    The only one who is perhaps “real” is Humera, there isn’t much sugar and syrup they can drip her story in and so they dont bother. The rest however are a different story.

    With regards to the women feeling nervous and not confident – usually when you are learning drive its normal to be apprehensive! And even moreso since the car isn’t yours, its a new experience and you want to do well. What has being Muslim or Asian specifically got to do with that, I have no idea.

  • http://twitter.com/asiahkelley Asiah

    Mashallah good analysis.

    I’m watching the third episode now. I have seen some of the other programs done by BBC and British networks on British Muslims, and I have liked them for the most part. But this one does seem to have an agenda. I mean even the whole topic? Everyone knows women are banned from driving in Saudi Arabia. But the fact is, it is such a little issue. I remember when that White House Rep went there and started talking to the women about driving and they chewed her out. She got owned by ladies in full niqaab and abaya.
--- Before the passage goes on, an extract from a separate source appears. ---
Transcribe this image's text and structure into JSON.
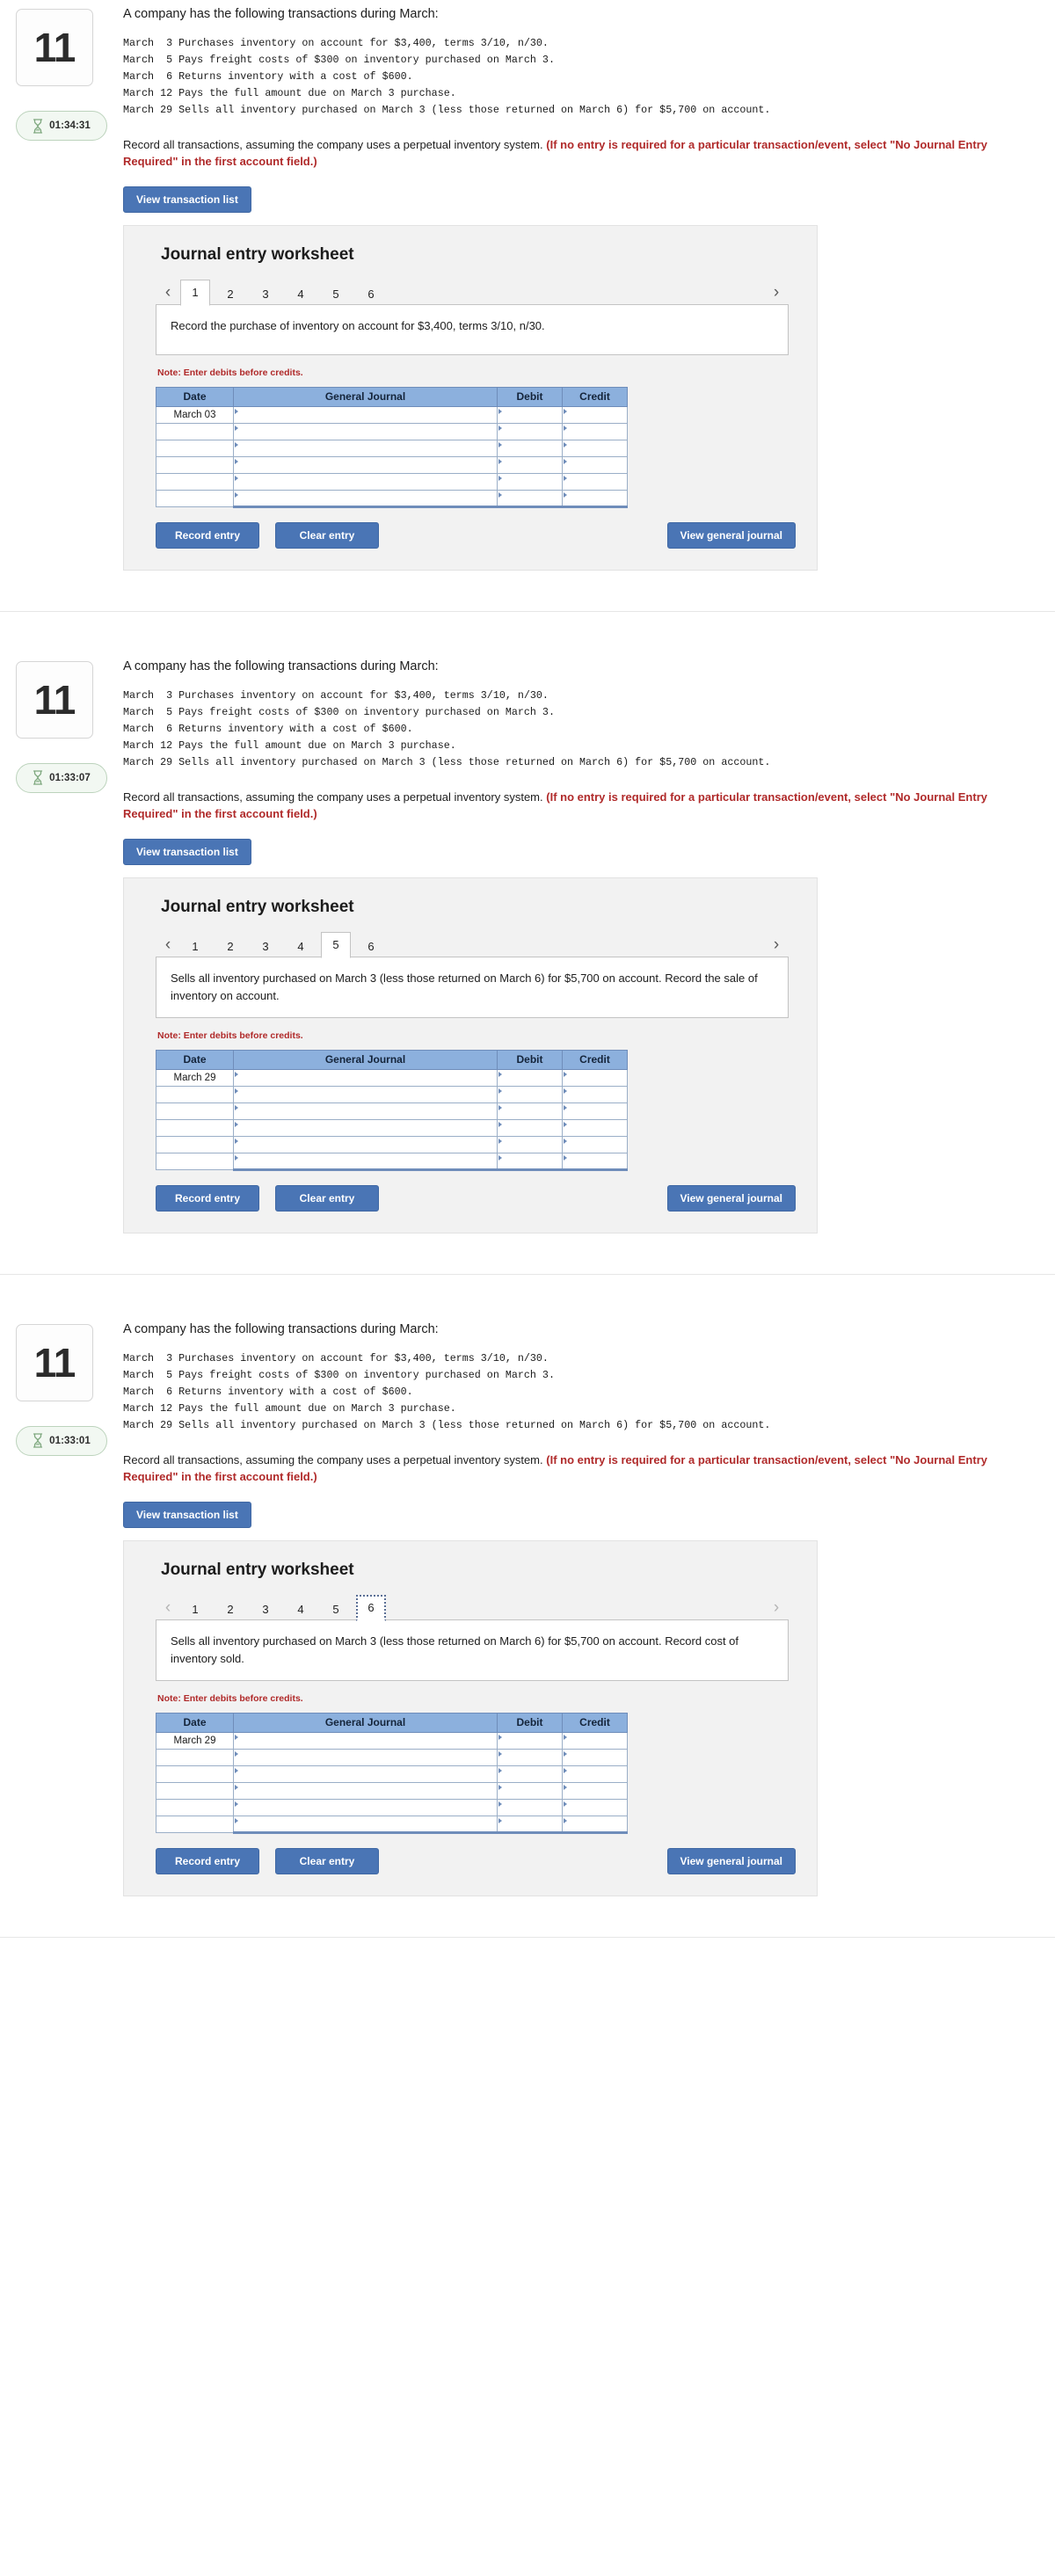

    But I do appreciate some of the stories, especially that of the girl taken to Pakistan to be married at 16, ending in divorce. Or that of Taslima, who is so spunky! Or even Aysha’s brave recovery from a life that was destroying her. But BBC has portrayed these brave and strong women as being victims of an oppressive religion which they are now just breaking free from. Ha! In the case of Aysha especially it is the other way around.

    And while I feel it is important for women to drive, really, if their family is going to drive them everywhere, what is the point? I know so many people in major cities who never learn to drive because they can take public transport. How is that different?
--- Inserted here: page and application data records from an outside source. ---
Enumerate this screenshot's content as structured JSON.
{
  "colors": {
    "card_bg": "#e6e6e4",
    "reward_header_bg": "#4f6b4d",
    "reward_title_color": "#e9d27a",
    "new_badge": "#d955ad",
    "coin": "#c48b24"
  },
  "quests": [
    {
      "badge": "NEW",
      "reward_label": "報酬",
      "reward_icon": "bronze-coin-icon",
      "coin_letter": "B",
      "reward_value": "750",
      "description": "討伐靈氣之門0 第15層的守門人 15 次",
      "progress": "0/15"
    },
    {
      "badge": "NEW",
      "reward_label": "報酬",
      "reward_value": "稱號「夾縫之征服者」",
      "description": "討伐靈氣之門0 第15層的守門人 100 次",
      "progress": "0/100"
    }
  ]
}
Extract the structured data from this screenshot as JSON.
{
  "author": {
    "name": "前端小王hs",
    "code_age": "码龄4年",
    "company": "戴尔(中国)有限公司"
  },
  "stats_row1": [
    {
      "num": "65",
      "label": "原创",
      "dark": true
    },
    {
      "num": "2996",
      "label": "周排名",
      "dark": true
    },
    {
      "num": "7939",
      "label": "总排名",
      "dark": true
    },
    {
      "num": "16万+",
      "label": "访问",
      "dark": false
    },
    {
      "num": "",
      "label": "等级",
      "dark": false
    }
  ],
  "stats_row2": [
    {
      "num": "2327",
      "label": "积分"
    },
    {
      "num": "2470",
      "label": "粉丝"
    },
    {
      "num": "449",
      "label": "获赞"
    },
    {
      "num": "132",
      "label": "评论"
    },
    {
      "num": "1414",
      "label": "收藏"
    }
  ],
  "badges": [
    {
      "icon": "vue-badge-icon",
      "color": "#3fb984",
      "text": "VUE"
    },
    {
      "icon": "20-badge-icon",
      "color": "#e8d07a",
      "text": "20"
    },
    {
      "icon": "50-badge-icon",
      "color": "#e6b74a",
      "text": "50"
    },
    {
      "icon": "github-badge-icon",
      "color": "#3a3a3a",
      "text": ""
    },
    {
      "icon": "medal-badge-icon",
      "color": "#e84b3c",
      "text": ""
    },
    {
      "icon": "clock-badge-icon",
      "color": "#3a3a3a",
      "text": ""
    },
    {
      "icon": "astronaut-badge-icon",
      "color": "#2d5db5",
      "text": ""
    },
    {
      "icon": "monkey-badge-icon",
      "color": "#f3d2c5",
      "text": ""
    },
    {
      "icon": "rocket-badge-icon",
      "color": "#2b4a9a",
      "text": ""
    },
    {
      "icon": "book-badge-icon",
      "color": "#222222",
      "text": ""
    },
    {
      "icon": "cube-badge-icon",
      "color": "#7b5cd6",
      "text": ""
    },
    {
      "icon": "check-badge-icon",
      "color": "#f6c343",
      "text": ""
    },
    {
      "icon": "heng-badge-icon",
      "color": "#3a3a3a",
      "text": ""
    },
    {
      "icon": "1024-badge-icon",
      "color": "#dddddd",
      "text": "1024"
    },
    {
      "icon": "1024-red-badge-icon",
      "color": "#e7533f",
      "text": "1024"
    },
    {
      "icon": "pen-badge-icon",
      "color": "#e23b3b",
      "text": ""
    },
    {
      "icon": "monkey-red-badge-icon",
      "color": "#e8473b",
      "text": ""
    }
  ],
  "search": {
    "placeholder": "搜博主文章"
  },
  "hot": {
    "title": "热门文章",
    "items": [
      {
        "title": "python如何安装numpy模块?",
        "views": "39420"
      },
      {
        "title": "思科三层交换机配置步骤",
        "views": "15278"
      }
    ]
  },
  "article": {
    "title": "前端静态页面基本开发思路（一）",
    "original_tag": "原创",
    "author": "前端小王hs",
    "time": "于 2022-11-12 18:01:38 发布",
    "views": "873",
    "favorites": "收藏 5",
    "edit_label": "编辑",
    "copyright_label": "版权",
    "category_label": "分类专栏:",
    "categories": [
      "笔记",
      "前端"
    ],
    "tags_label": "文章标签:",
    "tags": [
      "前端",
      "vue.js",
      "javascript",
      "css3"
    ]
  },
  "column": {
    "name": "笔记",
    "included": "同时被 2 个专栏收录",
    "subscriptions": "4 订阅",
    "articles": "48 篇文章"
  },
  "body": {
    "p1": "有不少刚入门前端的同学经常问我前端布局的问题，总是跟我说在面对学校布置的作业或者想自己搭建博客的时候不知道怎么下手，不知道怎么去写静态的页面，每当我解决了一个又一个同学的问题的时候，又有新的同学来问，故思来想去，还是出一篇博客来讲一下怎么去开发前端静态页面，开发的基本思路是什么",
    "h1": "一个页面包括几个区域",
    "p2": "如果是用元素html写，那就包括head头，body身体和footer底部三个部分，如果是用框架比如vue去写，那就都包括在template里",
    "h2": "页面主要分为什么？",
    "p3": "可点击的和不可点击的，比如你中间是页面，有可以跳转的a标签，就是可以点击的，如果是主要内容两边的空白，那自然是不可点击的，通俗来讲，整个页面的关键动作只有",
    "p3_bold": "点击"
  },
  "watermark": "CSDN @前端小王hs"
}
    And sure in Pakistan it is a different society. But there are tons of women who drive there and who are educated and do their own thing. It’s not a monolith!

    And I love how you picked up on the series using the term Asian as interchangeable with Muslim.

    I hope we never get to this state in the US. A program like this could never be made here. Sure there are women I have known who came here not knowing how to drive, but they learned pretty quick because otherwise their families would starve.


    Great coverage tho MMW.


  • Karin

    Couldn’t stand watching more than a few minutes myself, it looked like a fairly typical hum-drum human insterest documentary to me – no real depth or message and stereotypes are unfortunately abound in this genre whatever the topic is.

    You can complain directly to the BBC, for more detail see http://www.bbc.co.uk/complaints/homepage/. Another route is to contact Ofcom, if you believe the program breaks the UK broadcasting code regulations under ‘harm and offence’, see http://www.ofcom.org.uk/consumer/2010/01/audience-complaints/, just be aware that such complaints are very rarely successful.

  • Hussain

    I am not sure what your objection is to Asian women being protrayed in the programme. If you do not object why do you think it is worth mentioning? It is a fact that the majority of British Muslims are South Asian. And the strongest Muslim demograpic is in the North of England and is South Asian?
    Do you resent that? I am interested in whether you address the very strong racism in Arab culture against South Asians (Muslim or not). There are undertones of that in your article. Where does that racial dynamic fit into your de-constructive piece. You do realize that though you are accusing the BBC of being somewhat cornered by the ethincity of the programme makers (presumably white) your piece is likewise contextualized and frankly offensive to me in that sense.
    I enjoyed the program. The women said what was on their mind, so what if it doesn’t fit with what you think they should say.

  • Ayaan Hassan

    Hussain, I’m neither Arab nor Asian, and I do understand the demographics of British Muslims, but as a non-Asian British Muslim, I find the representation of all British Muslims as Asians personally damaging.

  • http://afzalschoolofmotoring Afzal

    I think the programme was very popular among some of the asian coomunity. I have had many phone calls from asian ladies asking for KKorsa Bibi’s contact number to book driving lessons. Perhaps you could publish her detail for the benefit of these people.